## Element data from apps and pages
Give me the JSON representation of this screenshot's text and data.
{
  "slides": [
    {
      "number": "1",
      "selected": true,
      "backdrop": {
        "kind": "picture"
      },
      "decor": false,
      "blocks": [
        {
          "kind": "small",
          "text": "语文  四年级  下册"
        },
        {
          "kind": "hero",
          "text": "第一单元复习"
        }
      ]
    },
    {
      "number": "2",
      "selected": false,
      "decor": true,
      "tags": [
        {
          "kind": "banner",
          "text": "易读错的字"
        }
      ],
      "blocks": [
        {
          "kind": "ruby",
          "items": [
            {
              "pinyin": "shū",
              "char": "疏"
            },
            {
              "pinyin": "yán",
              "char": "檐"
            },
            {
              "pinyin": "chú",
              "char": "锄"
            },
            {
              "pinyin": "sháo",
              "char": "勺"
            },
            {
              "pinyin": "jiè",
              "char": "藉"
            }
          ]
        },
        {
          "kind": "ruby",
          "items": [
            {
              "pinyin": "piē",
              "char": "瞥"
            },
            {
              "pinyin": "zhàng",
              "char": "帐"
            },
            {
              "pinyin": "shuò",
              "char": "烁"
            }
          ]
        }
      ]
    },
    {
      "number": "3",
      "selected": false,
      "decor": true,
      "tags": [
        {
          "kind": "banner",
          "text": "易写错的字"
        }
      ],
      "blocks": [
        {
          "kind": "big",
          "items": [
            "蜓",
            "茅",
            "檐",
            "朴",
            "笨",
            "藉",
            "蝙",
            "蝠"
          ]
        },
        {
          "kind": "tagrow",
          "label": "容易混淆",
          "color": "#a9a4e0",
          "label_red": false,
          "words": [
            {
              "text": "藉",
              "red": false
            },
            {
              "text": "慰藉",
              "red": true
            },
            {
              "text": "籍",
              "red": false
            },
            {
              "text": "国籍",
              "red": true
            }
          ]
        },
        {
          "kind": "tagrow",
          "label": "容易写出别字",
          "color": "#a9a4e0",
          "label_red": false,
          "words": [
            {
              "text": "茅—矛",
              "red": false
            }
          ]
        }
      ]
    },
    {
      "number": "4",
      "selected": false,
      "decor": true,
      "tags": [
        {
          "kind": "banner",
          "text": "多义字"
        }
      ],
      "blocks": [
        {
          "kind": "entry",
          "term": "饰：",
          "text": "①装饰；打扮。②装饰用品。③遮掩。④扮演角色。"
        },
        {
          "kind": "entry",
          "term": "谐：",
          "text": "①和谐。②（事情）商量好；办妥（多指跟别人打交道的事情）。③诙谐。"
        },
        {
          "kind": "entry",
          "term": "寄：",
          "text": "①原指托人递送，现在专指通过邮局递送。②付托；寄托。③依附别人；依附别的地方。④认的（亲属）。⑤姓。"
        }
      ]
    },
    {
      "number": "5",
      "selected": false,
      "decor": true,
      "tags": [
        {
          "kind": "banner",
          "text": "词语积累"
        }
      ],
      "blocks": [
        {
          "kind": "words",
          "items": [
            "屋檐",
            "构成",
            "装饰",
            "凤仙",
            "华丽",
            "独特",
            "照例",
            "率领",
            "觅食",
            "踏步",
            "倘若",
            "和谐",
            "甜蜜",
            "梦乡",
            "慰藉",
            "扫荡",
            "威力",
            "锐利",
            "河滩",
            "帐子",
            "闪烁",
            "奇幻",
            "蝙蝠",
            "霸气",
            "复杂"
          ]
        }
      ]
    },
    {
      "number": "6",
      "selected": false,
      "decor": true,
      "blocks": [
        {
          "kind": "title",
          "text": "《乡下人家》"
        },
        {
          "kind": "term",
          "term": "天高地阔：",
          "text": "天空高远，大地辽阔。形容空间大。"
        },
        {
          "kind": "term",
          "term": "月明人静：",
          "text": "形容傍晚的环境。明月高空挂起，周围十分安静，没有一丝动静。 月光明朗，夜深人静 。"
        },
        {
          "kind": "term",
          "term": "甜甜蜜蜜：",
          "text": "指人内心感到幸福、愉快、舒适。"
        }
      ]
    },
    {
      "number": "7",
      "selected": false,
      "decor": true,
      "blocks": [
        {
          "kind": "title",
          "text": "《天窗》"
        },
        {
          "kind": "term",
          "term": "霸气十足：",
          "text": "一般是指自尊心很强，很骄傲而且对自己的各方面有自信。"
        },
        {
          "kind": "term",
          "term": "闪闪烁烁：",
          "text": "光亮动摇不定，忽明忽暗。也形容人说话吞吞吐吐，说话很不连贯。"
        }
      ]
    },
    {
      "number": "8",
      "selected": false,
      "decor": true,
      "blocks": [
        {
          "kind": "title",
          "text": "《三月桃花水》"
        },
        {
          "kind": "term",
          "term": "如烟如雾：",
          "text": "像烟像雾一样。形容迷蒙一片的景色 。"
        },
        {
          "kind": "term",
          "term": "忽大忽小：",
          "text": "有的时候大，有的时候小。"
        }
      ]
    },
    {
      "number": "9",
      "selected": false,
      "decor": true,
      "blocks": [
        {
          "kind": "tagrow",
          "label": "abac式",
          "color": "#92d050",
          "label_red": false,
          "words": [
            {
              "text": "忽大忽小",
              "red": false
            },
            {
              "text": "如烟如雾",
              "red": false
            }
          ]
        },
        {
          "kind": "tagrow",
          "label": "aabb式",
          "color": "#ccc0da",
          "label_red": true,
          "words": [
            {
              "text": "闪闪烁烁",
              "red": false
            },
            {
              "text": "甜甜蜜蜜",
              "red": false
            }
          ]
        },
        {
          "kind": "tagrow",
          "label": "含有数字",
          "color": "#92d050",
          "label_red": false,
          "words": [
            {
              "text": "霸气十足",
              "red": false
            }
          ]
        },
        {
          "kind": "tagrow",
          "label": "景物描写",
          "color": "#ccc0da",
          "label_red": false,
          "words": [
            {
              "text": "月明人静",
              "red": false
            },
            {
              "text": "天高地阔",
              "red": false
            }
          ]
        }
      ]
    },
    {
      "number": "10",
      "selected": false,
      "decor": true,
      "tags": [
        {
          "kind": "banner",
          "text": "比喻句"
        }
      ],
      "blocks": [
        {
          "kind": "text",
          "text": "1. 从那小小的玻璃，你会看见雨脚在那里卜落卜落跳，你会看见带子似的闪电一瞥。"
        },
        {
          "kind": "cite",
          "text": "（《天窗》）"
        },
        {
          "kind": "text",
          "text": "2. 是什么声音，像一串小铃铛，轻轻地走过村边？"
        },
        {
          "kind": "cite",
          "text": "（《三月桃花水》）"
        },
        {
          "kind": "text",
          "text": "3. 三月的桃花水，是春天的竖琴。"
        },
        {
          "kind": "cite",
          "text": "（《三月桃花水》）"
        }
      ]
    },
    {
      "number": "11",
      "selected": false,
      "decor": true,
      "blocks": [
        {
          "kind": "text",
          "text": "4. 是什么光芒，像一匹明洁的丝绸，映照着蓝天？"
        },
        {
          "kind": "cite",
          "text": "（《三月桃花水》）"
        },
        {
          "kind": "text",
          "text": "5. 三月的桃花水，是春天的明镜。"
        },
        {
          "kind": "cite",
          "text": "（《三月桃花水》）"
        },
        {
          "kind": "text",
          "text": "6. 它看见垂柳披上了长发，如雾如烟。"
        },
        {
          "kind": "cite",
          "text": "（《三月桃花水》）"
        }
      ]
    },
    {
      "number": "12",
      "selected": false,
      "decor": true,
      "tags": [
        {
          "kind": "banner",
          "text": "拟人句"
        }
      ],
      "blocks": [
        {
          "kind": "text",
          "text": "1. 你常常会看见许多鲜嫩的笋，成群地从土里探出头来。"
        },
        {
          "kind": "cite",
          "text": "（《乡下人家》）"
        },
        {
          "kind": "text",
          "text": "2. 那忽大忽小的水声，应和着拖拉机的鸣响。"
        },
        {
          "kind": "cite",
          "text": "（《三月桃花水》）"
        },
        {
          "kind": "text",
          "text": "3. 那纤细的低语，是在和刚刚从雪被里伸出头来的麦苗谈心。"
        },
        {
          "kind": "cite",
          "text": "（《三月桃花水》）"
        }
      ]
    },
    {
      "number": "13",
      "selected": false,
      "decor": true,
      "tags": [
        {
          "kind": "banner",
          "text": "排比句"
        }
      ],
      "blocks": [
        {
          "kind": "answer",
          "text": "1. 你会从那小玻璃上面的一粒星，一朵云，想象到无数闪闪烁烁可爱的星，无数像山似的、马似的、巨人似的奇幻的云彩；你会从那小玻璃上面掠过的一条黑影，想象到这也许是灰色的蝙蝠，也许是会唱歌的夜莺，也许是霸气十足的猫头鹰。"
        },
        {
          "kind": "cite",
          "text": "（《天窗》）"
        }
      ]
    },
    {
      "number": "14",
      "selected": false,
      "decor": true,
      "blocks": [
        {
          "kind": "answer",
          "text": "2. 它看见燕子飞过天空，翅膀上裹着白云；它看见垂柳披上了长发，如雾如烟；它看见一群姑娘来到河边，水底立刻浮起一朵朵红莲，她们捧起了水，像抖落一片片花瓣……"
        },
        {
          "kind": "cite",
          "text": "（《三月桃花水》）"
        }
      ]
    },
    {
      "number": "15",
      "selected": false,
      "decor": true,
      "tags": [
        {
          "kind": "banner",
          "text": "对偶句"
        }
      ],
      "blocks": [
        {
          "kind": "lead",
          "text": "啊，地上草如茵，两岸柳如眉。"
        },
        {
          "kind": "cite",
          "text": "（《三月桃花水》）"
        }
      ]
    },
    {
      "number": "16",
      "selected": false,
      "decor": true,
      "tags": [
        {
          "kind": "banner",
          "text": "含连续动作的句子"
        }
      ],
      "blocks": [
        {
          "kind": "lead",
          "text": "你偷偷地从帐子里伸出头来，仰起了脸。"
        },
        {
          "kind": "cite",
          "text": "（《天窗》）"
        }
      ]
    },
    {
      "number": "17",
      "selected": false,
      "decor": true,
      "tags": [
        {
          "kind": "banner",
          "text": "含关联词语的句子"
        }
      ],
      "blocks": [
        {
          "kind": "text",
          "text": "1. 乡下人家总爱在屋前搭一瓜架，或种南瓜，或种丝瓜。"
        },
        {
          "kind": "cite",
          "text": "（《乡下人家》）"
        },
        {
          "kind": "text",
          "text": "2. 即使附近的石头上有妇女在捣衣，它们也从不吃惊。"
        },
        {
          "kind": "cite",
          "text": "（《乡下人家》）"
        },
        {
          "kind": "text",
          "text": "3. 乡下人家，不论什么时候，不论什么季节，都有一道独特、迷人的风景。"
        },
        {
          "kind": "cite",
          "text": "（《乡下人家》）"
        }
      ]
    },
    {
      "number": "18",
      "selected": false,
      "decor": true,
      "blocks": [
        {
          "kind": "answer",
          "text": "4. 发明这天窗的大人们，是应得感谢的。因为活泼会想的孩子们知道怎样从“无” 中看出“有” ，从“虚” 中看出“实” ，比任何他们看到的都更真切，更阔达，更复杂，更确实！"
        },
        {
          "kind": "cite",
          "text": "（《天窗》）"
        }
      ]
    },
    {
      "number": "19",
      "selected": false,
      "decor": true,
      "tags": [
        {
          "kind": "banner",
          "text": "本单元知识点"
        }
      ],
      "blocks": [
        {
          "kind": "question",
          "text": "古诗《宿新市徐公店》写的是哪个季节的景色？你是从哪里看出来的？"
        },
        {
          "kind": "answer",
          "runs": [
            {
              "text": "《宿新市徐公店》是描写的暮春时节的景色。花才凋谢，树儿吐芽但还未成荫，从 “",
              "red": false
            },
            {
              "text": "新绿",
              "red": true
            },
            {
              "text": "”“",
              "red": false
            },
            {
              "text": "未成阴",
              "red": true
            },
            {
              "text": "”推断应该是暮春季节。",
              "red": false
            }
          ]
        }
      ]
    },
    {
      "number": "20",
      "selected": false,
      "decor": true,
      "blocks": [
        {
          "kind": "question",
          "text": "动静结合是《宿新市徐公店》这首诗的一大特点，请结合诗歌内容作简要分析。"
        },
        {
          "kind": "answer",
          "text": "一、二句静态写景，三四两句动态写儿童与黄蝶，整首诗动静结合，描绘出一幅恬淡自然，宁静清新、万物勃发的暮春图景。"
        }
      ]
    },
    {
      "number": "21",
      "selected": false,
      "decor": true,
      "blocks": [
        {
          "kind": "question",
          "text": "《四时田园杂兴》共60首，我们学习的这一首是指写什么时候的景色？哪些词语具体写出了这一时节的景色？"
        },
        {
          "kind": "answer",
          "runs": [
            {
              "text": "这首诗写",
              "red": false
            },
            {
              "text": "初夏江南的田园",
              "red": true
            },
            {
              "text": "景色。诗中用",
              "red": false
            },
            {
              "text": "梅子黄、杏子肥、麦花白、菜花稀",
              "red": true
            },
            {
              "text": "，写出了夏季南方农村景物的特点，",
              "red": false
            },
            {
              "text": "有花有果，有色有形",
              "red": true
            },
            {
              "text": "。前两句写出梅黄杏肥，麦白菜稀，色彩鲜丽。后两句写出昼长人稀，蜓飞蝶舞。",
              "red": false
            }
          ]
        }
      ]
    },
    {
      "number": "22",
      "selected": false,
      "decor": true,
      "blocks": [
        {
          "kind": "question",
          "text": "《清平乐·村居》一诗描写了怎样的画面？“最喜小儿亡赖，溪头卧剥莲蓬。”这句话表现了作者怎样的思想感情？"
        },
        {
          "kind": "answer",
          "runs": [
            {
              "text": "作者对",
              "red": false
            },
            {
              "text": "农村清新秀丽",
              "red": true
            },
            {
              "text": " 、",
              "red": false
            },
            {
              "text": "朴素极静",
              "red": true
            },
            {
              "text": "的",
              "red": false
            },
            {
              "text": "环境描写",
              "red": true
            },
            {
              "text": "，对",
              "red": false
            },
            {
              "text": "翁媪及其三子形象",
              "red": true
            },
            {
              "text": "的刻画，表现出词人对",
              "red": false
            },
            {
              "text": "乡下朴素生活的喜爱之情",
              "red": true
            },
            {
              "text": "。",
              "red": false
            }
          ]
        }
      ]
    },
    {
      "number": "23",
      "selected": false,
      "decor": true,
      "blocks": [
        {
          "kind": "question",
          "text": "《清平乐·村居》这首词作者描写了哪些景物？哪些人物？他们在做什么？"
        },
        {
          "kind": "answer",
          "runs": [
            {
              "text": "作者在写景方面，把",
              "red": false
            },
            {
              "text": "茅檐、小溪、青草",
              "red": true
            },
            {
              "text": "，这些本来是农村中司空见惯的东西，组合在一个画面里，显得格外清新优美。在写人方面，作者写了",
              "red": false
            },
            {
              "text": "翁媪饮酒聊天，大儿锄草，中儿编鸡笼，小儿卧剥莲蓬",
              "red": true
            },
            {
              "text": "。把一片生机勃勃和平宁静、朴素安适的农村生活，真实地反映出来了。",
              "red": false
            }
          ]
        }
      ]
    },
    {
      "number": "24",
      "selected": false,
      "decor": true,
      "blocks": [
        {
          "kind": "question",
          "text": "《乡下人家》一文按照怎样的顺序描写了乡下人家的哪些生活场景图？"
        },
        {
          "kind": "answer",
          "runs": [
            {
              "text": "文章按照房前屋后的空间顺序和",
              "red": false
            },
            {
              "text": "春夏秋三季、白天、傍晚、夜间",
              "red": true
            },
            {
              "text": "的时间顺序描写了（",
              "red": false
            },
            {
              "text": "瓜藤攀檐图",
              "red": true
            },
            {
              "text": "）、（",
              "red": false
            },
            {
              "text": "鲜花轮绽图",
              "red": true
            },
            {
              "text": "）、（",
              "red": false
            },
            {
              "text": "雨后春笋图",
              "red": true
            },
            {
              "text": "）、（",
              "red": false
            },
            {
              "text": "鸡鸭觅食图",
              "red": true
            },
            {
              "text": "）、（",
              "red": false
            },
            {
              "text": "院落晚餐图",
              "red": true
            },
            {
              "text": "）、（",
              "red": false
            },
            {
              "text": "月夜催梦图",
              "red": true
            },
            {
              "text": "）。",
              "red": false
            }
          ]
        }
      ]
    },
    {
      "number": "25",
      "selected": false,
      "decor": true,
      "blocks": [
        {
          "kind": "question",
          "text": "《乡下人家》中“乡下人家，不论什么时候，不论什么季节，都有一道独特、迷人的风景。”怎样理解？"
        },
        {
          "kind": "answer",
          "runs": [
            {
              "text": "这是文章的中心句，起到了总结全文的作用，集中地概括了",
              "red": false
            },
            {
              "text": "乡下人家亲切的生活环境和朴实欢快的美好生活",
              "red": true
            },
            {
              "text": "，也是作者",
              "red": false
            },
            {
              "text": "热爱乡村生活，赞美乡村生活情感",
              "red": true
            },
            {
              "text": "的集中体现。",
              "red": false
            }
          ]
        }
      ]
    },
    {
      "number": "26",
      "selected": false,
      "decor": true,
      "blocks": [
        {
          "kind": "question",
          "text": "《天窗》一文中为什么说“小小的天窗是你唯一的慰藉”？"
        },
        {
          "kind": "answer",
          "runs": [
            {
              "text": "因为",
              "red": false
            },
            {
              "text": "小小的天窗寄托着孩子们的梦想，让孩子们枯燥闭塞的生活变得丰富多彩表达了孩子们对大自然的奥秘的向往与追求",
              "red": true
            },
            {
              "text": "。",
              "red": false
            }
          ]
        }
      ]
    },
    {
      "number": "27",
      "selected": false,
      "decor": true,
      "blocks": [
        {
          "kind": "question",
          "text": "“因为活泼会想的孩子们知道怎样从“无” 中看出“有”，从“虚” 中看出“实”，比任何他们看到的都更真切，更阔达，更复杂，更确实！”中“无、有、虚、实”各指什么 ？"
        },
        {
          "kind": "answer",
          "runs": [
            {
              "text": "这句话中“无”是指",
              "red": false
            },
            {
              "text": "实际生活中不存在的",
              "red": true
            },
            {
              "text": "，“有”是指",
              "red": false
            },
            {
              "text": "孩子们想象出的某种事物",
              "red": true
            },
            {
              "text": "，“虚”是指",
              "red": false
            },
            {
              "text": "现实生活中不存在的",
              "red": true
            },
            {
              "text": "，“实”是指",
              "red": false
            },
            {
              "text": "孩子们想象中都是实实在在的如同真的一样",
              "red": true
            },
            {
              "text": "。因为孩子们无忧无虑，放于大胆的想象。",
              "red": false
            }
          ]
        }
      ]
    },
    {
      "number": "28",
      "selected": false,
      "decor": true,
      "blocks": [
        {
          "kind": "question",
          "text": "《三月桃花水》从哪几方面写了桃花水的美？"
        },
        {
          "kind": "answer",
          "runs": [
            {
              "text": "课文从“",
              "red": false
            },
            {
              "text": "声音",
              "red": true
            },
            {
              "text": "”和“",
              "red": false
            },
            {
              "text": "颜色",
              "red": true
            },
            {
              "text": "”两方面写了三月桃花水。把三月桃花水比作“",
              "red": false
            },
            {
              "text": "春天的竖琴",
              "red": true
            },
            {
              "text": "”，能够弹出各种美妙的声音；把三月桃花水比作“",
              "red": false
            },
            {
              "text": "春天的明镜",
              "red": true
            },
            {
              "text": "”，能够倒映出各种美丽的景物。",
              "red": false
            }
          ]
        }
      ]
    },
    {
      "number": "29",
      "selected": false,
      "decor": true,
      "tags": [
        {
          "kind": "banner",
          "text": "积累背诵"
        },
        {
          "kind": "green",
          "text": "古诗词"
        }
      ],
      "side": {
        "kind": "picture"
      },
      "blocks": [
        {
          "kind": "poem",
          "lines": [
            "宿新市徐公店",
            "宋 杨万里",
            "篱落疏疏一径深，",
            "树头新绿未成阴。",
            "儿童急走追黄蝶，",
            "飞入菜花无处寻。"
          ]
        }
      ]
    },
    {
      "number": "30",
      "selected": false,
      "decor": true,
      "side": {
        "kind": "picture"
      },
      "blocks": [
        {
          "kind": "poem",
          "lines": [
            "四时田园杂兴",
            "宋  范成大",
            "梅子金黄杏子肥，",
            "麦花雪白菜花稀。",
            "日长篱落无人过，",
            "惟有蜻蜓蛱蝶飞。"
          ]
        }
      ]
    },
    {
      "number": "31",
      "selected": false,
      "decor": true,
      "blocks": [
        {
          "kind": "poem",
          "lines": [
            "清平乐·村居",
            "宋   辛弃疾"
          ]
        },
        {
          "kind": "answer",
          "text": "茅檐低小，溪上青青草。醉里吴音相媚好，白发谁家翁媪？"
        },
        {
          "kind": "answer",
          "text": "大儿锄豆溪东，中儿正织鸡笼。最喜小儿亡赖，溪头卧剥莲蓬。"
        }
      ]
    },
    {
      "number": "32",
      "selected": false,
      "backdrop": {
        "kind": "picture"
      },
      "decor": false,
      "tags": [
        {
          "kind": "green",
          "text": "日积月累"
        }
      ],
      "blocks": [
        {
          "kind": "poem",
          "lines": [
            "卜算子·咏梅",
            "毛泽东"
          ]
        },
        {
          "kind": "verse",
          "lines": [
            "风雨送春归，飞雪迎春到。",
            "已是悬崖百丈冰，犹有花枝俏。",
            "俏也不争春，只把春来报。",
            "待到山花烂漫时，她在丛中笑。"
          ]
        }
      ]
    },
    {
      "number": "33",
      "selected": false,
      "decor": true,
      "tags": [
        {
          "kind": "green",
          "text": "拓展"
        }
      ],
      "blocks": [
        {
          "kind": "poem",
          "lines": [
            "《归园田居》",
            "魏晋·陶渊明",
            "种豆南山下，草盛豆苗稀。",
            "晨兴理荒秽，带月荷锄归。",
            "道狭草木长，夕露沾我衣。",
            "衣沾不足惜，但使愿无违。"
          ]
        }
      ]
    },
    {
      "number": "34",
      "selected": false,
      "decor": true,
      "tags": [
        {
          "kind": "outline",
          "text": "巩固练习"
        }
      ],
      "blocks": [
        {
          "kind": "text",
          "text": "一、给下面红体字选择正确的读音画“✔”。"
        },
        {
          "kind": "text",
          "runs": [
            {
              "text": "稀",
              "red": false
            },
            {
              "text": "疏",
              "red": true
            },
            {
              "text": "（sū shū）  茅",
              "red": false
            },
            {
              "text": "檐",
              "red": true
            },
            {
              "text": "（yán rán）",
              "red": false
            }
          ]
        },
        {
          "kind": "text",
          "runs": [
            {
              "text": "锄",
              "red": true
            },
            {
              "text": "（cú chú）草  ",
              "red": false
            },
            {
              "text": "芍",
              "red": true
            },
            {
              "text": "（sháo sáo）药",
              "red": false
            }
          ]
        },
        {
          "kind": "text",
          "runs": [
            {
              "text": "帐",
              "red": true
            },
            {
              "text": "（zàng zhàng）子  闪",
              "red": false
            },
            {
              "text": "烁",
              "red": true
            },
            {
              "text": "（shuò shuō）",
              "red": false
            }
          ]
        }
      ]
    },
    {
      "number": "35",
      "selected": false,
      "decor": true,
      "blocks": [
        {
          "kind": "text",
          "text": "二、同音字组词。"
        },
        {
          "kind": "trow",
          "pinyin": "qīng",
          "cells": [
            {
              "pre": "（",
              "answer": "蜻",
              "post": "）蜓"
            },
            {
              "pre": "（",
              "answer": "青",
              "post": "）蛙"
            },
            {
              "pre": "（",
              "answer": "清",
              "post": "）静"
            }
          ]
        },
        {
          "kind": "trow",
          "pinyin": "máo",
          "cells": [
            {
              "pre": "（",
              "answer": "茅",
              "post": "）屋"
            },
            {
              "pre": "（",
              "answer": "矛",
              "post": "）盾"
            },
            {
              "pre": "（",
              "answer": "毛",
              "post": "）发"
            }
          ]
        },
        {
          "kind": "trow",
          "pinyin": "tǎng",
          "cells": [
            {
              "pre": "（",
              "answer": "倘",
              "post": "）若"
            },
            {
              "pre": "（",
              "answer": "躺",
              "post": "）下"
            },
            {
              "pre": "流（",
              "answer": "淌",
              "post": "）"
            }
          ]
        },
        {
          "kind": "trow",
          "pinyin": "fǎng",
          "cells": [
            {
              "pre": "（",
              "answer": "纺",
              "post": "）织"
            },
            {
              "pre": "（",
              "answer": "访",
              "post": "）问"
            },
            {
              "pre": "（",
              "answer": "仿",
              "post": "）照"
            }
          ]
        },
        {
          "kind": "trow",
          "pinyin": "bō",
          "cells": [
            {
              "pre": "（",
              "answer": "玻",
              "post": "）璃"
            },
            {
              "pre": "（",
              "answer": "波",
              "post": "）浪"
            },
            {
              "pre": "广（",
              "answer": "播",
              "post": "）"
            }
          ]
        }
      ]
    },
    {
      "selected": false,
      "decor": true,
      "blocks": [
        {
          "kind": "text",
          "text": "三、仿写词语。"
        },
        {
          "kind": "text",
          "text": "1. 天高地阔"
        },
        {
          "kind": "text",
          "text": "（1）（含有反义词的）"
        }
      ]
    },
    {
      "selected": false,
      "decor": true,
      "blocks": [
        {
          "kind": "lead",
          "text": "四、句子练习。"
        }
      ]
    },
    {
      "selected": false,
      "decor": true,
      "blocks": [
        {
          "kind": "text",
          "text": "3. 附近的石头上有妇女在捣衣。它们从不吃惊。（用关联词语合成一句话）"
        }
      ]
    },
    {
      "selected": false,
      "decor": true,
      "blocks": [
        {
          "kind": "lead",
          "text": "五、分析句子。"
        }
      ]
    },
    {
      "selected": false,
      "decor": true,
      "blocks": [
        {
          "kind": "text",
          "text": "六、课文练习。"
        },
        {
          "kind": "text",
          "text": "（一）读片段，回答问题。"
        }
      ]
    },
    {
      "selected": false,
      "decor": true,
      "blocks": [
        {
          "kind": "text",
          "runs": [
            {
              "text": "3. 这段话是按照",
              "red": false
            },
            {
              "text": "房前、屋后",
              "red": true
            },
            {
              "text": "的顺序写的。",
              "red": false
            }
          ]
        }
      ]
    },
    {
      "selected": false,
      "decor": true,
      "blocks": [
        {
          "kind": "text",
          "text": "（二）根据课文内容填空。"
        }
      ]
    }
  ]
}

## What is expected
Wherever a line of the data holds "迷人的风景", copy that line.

## Answer section
          "text": "3. 乡下人家，不论什么时候，不论什么季节，都有一道独特、迷人的风景。"
          "text": "《乡下人家》中“乡下人家，不论什么时候，不论什么季节，都有一道独特、迷人的风景。”怎样理解？"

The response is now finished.